Professor John C. Coffee, who holds the Adolf A. Berle Professorship at Columbia Law School, has suggested how these more complex Dukes issues might play out.  In a recent National Law Journal article, Professor Coffee suggested that the post-Dukes realities might not be as bleak as has been projected for plaintiffs, so long as plaintiffs’ lawyers advocate, and federal district court judges adopt, innovative procedural methods and intellectually cutting-edge approaches.

No Individualized Money Damages Under 23(b)(2).  With the Dukes holding that Rule 23(b)(2) injunctive actions can no longer commingle with Rule 23(b)(3) actions seeking monetary damages, class actions seeking monetary damages must be certified under Rule 23(b)(3).  However, the latter rule’s severe “predominance” requirement makes it ill-suited to the natural diversities that arise in cases against large defendants, such as violations occurring across multiple employment locations.  While Rule 23(b)(2) injunctive actions remain an option, the lack of certain methods for valuing such relief, and thus establishing fee awards, will continue to function as a disincentive.  Moreover, “claim splitting” prohibitions (exacerbated by the 23(b)(2) no-opt-out provision) and conflict arguments have typically been seen as insurmountable obstacles to bringing separate class actions for injunctive and monetary relief.  Not so, argues Professor Coffee.  First, federal courts can certify (and have certified) parallel (b)(2) and (b)(3) cases, each with their own class representatives.  Second, courts have ruled that the Due Process Clause trumps Rule 23(b)(2)’s mandatory provision proscribing opt outs, thereby obviating the claim splitting impediment.  Finally, Professor Coffee suggests that the pure muscle of legal argument may provide a solution: because Dukes prohibits monetary damages in (b)(2) classes, there is no overlap with (b)(3) classes.  Thus, the essence of claim splitting—failure to raise an argument in one case that could have been raised in the other case—is altogether avoided.
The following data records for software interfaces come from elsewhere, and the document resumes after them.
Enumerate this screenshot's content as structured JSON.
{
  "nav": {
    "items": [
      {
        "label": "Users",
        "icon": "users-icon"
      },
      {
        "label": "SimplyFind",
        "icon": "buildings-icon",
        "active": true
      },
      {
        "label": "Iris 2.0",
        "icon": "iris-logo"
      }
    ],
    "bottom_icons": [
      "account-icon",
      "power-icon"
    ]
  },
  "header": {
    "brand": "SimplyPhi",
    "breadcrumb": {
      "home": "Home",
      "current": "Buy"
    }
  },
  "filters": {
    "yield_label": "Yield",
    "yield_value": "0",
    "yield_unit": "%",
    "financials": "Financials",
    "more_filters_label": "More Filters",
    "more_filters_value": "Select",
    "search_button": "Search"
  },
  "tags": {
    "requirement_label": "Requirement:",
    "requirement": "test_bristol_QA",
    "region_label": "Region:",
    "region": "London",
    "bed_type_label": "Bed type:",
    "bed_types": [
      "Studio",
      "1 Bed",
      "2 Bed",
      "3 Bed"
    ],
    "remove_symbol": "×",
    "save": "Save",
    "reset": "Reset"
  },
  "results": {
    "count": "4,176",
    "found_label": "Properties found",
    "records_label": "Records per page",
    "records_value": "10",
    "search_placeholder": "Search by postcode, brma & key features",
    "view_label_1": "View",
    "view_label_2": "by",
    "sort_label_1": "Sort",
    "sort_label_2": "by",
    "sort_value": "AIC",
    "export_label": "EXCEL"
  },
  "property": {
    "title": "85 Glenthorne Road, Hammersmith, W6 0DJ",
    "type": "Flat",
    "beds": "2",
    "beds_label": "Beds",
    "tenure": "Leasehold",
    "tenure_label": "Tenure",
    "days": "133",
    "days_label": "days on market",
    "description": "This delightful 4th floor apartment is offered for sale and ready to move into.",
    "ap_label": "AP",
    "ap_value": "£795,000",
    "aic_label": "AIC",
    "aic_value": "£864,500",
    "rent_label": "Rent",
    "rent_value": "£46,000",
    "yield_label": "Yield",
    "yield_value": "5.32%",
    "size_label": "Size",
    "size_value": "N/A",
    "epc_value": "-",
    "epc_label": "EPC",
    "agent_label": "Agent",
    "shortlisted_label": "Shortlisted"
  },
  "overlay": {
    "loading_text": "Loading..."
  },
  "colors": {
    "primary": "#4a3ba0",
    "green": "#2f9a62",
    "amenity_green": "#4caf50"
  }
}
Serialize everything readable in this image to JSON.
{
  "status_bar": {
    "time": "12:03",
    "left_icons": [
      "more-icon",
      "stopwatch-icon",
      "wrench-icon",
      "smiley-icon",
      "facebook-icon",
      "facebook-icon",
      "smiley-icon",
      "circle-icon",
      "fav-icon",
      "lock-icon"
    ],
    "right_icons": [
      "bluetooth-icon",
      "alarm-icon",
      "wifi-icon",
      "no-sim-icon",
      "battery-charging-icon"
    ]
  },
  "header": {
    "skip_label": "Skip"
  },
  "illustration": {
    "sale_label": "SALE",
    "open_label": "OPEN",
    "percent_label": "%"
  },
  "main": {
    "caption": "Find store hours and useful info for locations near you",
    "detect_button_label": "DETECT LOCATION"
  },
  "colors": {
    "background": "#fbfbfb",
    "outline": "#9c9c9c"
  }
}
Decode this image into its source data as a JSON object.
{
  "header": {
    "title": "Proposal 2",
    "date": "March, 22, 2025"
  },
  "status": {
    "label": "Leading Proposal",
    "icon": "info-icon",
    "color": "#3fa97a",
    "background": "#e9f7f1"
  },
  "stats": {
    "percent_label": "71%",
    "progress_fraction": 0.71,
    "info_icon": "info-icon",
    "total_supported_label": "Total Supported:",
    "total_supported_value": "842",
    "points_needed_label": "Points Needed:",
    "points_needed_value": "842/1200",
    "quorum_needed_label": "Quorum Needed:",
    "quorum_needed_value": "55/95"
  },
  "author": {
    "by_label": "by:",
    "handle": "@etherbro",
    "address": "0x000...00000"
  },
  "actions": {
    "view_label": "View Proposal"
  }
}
Rejection of Sampling Procedures.   Professor Coffee offers several possible solutions for dealing with Dukes holding permitting individualized hearings as to affirmative defenses.  First, he suggests challenging whether the affirmative defenses are pleaded with sufficient particularity, using the heightened pleading standards of Ashcroft v. Iqbal, 129 S. Ct. 1937 (2009), and Bell Atlantic Corp. v. Twombly, 550 U.S. 544 (2007).  While this tool is most often employed by defendants to challenge the particularity of complaints, it is equally applicable to Rule 12 challenges to affirmative defenses.  Second, plaintiffs can concede the necessity of individualized hearings and take the initiative to propose pragmatic ways for those hearings to take place, such as before a special master or magistrate judge.  Finally, Professor Coffee suggests decoupling the liability determination from affirmative defenses by using the much-neglected Federal Rule 23(c)(4).  This would permit plaintiffs to adjudicate only liability on a class-wide basis, and, thereafter, resolve affirmative defenses and determine damages in individual actions.  The “issue certification” authorized by Rule 23(c)(4) has so thin a record in reported caselaw that, perhaps fortunately for plaintiffs’ counsel contemplating this innovative use, there is little pre-existing guidance.

 At a minimum, Dukes implies that the trial plans long encouraged by federal courts and practical treatises such as the Manual for Complex Litigation must now become more detailed in addressing the requirements and challenges imposed by Dukes.  As such, some or all of Professor Coffee’s suggested innovations will perhaps turn up, first in trial plans, and later in reported cases.  Already, Dukes has been cited more than 50 times and distinguished in 23 of those cases, suggesting that the new strictures are just as navigable as Professor Coffee suggests.